Return on Investment (ROI) is something that many Marketing leaders often can't get a handle on, because it involves trying to get some clear financial metric. However, agreeing a financial metric isn’t the only way to measure ROI on activity within the business. Instead, we need to help the business understand that while a financial benefit ROI is an excellent goal, we should start the ROI process by agreeing Observable Benefits.
While Observable Benefits may be a little harder to ‘measure’ they are a great way to gain consensus on the ‘right thing’ to measure quickly and efficiently.
Benefits are about ‘seeing a resulting change’ in an organisation. Generally, there are four categories of benefits that can be ‘realised’ for Return on Investment: Financial, Quantifiable, Measurable and Observable. You can think of these categories as a type of hierarchy, where once we understand the bottom category, the ability to find the next level is substantially easier. Here we’re focusing on the bottom of the hierarchy - Observable benefits - and how agreeing these, can help you align Measurable benefits.
Observable benefits are often defined by a group of experienced people in a team who all agree that if they can observe a specific positive change in behaviours, systems or processes, then we have a good consensus benchmark to measure the change against.

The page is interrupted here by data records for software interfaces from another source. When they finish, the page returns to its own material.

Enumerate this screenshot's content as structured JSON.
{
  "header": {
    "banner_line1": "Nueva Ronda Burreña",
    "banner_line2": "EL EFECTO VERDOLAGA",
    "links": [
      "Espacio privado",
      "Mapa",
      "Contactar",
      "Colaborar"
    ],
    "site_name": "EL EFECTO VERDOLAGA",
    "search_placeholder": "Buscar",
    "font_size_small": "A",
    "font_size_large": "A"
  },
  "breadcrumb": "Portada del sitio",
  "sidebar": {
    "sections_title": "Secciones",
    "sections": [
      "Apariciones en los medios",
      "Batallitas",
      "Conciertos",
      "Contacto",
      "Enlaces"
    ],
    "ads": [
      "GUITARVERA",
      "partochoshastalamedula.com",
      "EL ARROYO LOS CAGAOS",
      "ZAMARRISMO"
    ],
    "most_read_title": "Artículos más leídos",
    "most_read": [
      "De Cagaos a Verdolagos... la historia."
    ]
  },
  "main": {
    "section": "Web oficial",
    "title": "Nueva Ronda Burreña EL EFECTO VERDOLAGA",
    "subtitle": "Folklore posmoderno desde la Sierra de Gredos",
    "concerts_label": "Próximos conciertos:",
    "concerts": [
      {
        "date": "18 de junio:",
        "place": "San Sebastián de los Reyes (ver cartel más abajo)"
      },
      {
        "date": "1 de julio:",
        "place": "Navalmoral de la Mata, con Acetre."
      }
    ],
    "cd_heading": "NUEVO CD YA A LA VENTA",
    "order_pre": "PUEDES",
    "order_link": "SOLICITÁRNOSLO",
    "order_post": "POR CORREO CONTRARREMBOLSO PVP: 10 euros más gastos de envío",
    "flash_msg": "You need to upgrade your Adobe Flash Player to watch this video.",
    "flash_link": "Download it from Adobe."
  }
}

Now that you are measuring those positive changes within the organisation, we can start attacking some measurables associated with that change we’re expecting to observe. A great place to begin here is an aspect of performance that's associated with the thing the team is expecting and associating an appropriate measure around that.
Observable > Measurable > Quantifiable > Financial
Once you've got something that you can agree will associate behaviours to measurables, the quantifiable benefits are a lot easier to see. By generating that quantifiable data, it's a lot easier to work out what financial measurables and returns are going to come from that. Getting to the point of true financial ROI is tough, so we need to take a few baby steps first to mature into measuring true (and accurate) financial ROI.
Lowering the bar of measuring ROI
So why do we care about making the ROI measurement bar a little lower?
When we think about helping businesses reach their goals, particularly when it comes to marketing technology, it’s all about change. If we can't embed the day-to-day conversation about change, then we are already blocked in moving forward.
Three compartments for benefits
A helpful way to think about the way to look for benefits is by breaking them down in to three compartments:
- Doing new things: This is focused on enabling new capabilities within the organisation, capability that have not been present previously.
- Doing things Better: This is focused on taking capability that exist in the organisation and enhancing them to provide a more efficient approach.
- Stop doing things: This is focused on stopping costs, projects or capabilities within an organisation that no longer contribute to organisational goals.
The above three types of benefits will help you start thinking about what a positive return looks like for you, your team and your goals. Breaking benefits down in this way will help you to have those conversations at organisational level, and will help you get the change that's required for you to be successful.
Observable benefits and MarTech
The reality is, with MarTech we are always looking to get some kind of hypothesis understood, and that is often associated to what the benefit is likely to be. So, start thinking about tying in a key observable benefit, whether it’s doing new things, doing things better, or stopping doing things as part of our goal. Then, you can start proving or disproving your hypothesis and optimising your activity accordingly.
The more data we collect around observable benefits seen through using a tool, the more clarity we have about how to create the change we need in the organisation to reach our goals. The good thing about MarTech tools is that - more often than not - we can find a way to link that observable benefit to something measurable within your MarTech stack.
If you’re finding it hard measure your ROI, financially or otherwise - get in touch with us - we have a knack for helping teams get on the same page and operationally working together, tracking the right things that work towards a common business goal.